Fair warning, I’m a big fan of musicals and Grease was my first musical-movie, so forgive me if I come off as a fangirl. The 1978 hit movie was set in a high school during the 1950s and follows the unlikely romance between bad boy Danny Zuko and girl-next-door Sandy. Most of the songs featured in the movie like “Summer Nights”, “You’re The One That I Want” and “Hopelessly Devoted To You” went on to become chart-toppers that many still love today, including me. Even so, I have to say that the latest production of the classic, Grease: The Musical, didn’t quite satisfy my appetite for musical delight.
WHAT I LOVED
Right off the bat, sternly comedic schoolteacher Miss Lynch (above), portrayed by Val Lehman, marched on stage and roped the audience into singing nonsensical lyrics (parts of “We Go Together”), with parts of the ensemble lining the aisles to spread their infectious energy into the crowd. Evidently, the little sing-along had the desired effect as many of the audience were singing and grooving along to the well-known hits like “Summer Nights” and particularly crowd favourite “Greased Lightnin”. The catchy number was obviously aimed to impress with a modified 1948 Ford convertible onstage during the performance. The car then underwent a dazzling transformation mid-song amidst electric guitar riffs, and ended with the cast driving off the stage accompanied by brilliant pyrotechnics.
The secondary cast were particularly impressive as well, especially Lucy Maunder as ‘It girl’ Rizzo (left), who leads the clique of girls that new kid in town Sandy befriends. From the moment she strutted out in her shades, Lucy blew me away. With her powerful vocals, she breathed life into the opening number, “Grease Is The Word”, and overpowered most of the cast. She continually stole the limelight with her condescending drawl and big voice, especially in her emotional rendition of “There Are Worse Things I Could Do”, which was equal parts vulnerability and pride – definitely the highlight of the night.

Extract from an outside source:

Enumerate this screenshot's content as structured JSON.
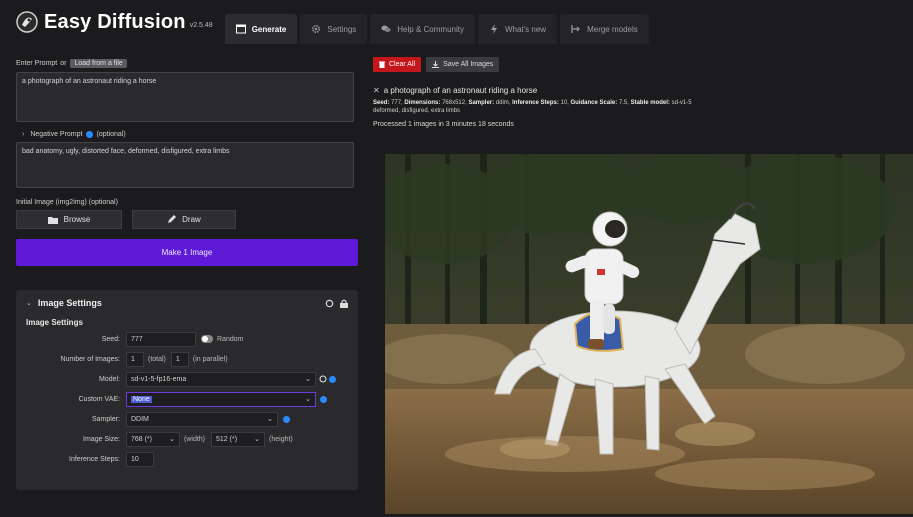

Resident director Jason Capewell’s performance as hotshot radio DJ Vincent Fontaine and the Teen Angel was also a delight to watch. His charming portrayal of Vincent was both humorously sassy and swoon-worthy at the same time while his crooning Teen Angel had the crowd cheering and whooping.
Unfortunately, leads Greta Scarlett and Stephen Mahy didn’t hold up in comparison to Lucy and Jason’s talent and charisma, let alone in comparison to the original stars of the hit movie Grease. Despite the six year age gap between them, John Travolta and Olivia Newton-John had something the two stars of Grease: The Musical sorely lacked – chemistry. Watching the first two on screen was literally electrifying. Greta and Stephen on the other hand? Not so much. The secondary couple, Jan and Roger, was by far my favourite of the musical with their adorable goofiness and comic relief.
Speaking of comic relief, like your typical lackluster sitcom, Grease lays on cheesy humour in bucket-loads. In fact, by the intermission, I could almost imagine someone waving around a giant “Laugh” cue card for every comedic moment. Perhaps this latest production would have done better if they had chosen to add some depth to the pretty cliche and predictable storyline of Grease instead of cheesy humour.
Grease: The Musical is a light-hearted walk down memory lane that is probably best for undiscerning families who are looking for a fun night full of laughs. Although you may want to watch out for the cussing and excessive middle-fingers if you have younger kids with you.
Catch Grease: The Musical at the Marina Bay Sands MasterCard Theatre from now to May 18, 2014. Tickets are priced from $60 and are available at SISTIC. For more information, visit https://www.sistic.com.sg/events/grease0514.
- beauty school dropout
- Danny Zuko
- grease is the word
- grease lightnin
- Greta Scarlett
- Jason Capewell
- john travolta
- Lucy Maunder
- Olivia Newton-John
- show review
- Stephen Mahy
- Summer Nights
- there are worse things i could do
- Val Lehman
- Vincent Fontaine
- youâ€™re the one that I want